(d) How free are party supporters to question their leaders without fear of victimization, and actually receive answers?

(e) How accountable are political parties to their supporters for their decisions?

(f) how accountable are political parties for the  revenues that they raise from their supporters (obvious and often hidden corporate sources) and how do they spend them?

(g) Is there a genuine leadership structure and succession plan so that should the Party Leader disappear, for whatever reasons, there is an obvious successor available, or at least a second tier of Deputies from whom the Party Leader can be chosen by some democratic process?

Indeed nearly all the questions that one can ask of the accountability and transparency of governments, can be equally asked of the political parties and their leaders.

Usual practice in Fiji

Voters who have some knowledge of Fiji’s previous political parties will know that most of them fail nearly all the tests posed by these questions above.

Quite often, the Party Leader or a small shadowy  group of trusted advisers, make all the decisions, which are handed down to the party supporters on a “take it or leave it” basis.

Often there may even be annual general meetings which are orchestrated by those who control the Party, giving a great facade of democracy, but the decisions are all made by a small elite, and often the Great Party Leader, and “passed” by the gathering, with no debate tolerated.

Often, no one knows how much money has been raised and where the money has gone, with properly audited accounts as rare as hen’s teeth.

One can have long discussions about each of the questions above.

But one very obvious one that all voters can themselves apply today is (g):  do Party Leaders have a genuine democratic succession plan and genuine “Deputies”?

e.g. Who are the Genuine Deputies?

One can easily apply this question to the political Parties and governments led by Ratu Mara, Dr Bavadra (or Jai Ram Reddy and Mahendra Chaudhry), Rabuka, Chaudhry, and lately Rear Admiral Bainimarama.

I suggest that it would be rare indeed to be able to find any with a definite succession plan, based on genuine democracy in the Party and government.

Indeed the practice used to be quite the opposite.

Some Leaders made sure that there was no second tier leaders who could possibly challenge him.

If any arose and showed signs of leadership, they were chopped off (one version of the “tall poppy” syndrome).

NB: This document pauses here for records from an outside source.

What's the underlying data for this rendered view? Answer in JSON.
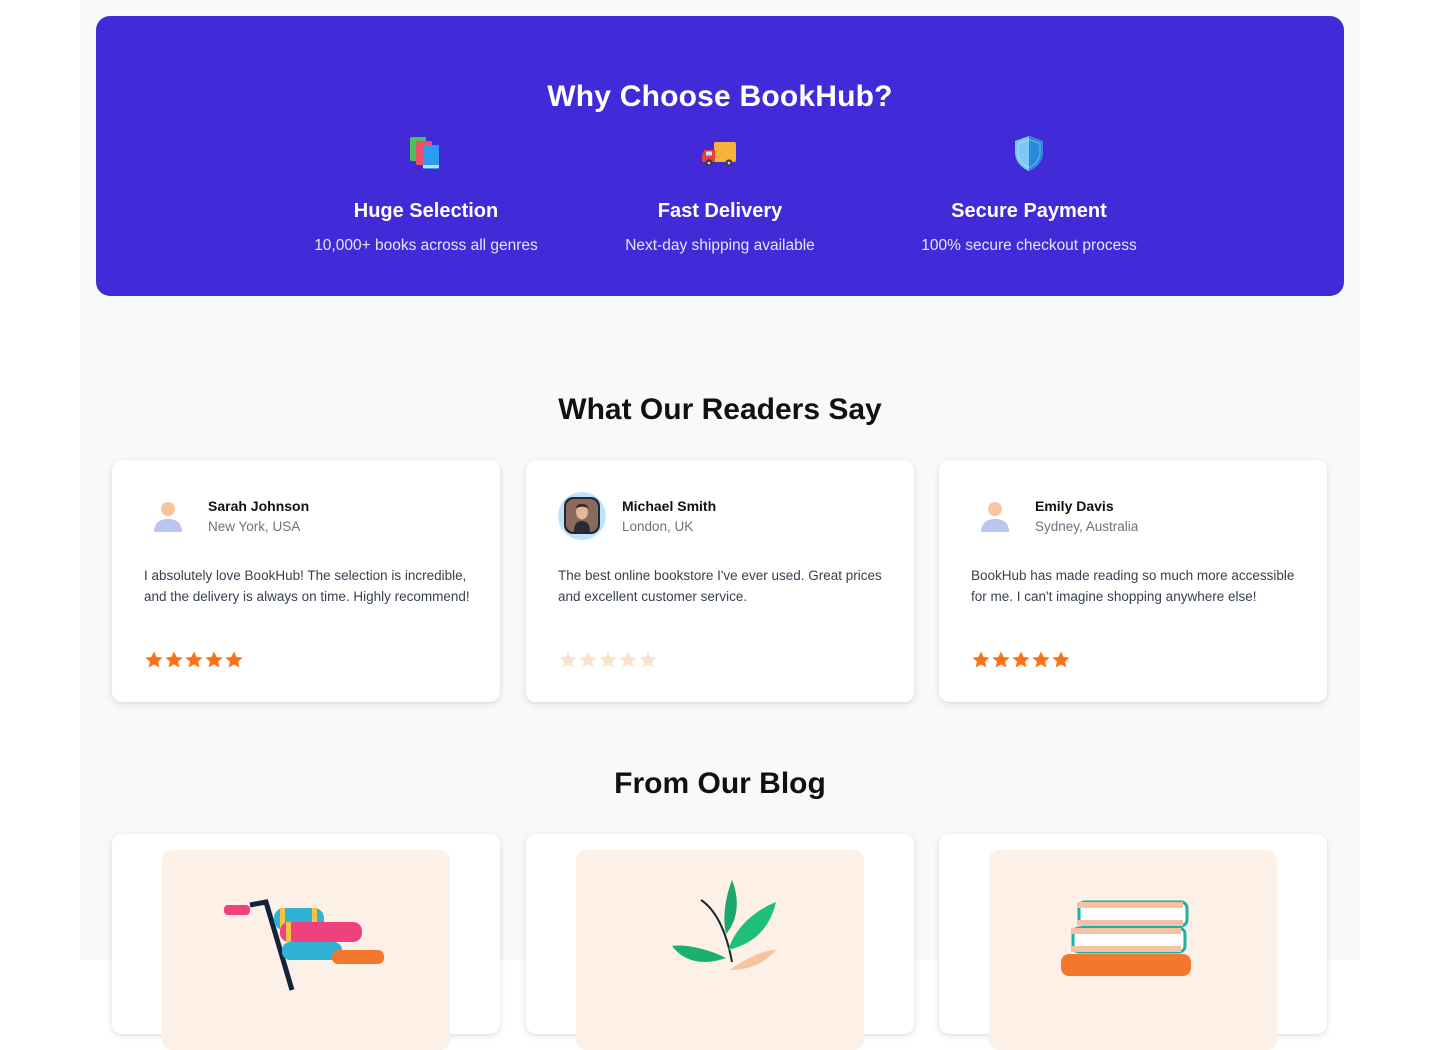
{
  "why": {
    "title": "Why Choose BookHub?",
    "features": [
      {
        "icon": "books-icon",
        "title": "Huge Selection",
        "desc": "10,000+ books across all genres"
      },
      {
        "icon": "delivery-truck-icon",
        "title": "Fast Delivery",
        "desc": "Next-day shipping available"
      },
      {
        "icon": "shield-icon",
        "title": "Secure Payment",
        "desc": "100% secure checkout process"
      }
    ]
  },
  "testimonials": {
    "title": "What Our Readers Say",
    "items": [
      {
        "name": "Sarah Johnson",
        "location": "New York, USA",
        "text": "I absolutely love BookHub! The selection is incredible, and the delivery is always on time. Highly recommend!",
        "rating": 5
      },
      {
        "name": "Michael Smith",
        "location": "London, UK",
        "text": "The best online bookstore I've ever used. Great prices and excellent customer service.",
        "rating": 0
      },
      {
        "name": "Emily Davis",
        "location": "Sydney, Australia",
        "text": "BookHub has made reading so much more accessible for me. I can't imagine shopping anywhere else!",
        "rating": 5
      }
    ]
  },
  "blog": {
    "title": "From Our Blog"
  },
  "colors": {
    "banner": "#432ad8",
    "star": "#f97316",
    "star_empty": "#fde3cc"
  }
}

Quite symptomatic of the lack of accountability of even the deposed leaders to their supporters is that most go away quietly without protest and without informing their supporters of what was happening, another expression of the collusive “culture of silence” amongst our leaders.

Party  Leaders often chose deputies who had no independent support in the party, and were therefore totally dependent on the Leader for their position.

Some deputies and even symbolic presidents were chosen to give the appearance of “multi-racialism” and some even financed by the Leader from shadowy slush funds to keep them in line.

Some Party Leaders harbored ambitions for their own children and some succeeded some did not, but not for lack of trying: like the Kennedy or Bush dynasties in United States, Nehru/Gandhi in India,  Lee Kuan Yew in Singapore, the Kims of North Korea, and the list gets longer every year.

Often the departure of a dictatorial political leader left a terrible leadership vacuum in the party and total chaos for years, until the next leader was somehow chosen or rose to the top.

While most political parties and leaders are calling for the restoration of “democracy” to Fiji, what they usually want to talk about is having the government (and some other political party) accountable to the voters.

Few, if any. want to talk about the political parties own practice of internal democracy.

So all voters and party supporters can examine their own party, and any other political parties seeking their votes and ask the questions (a) to (g) above:

how internally democratic are parties themselves?


Comments are closed.

%d bloggers like this: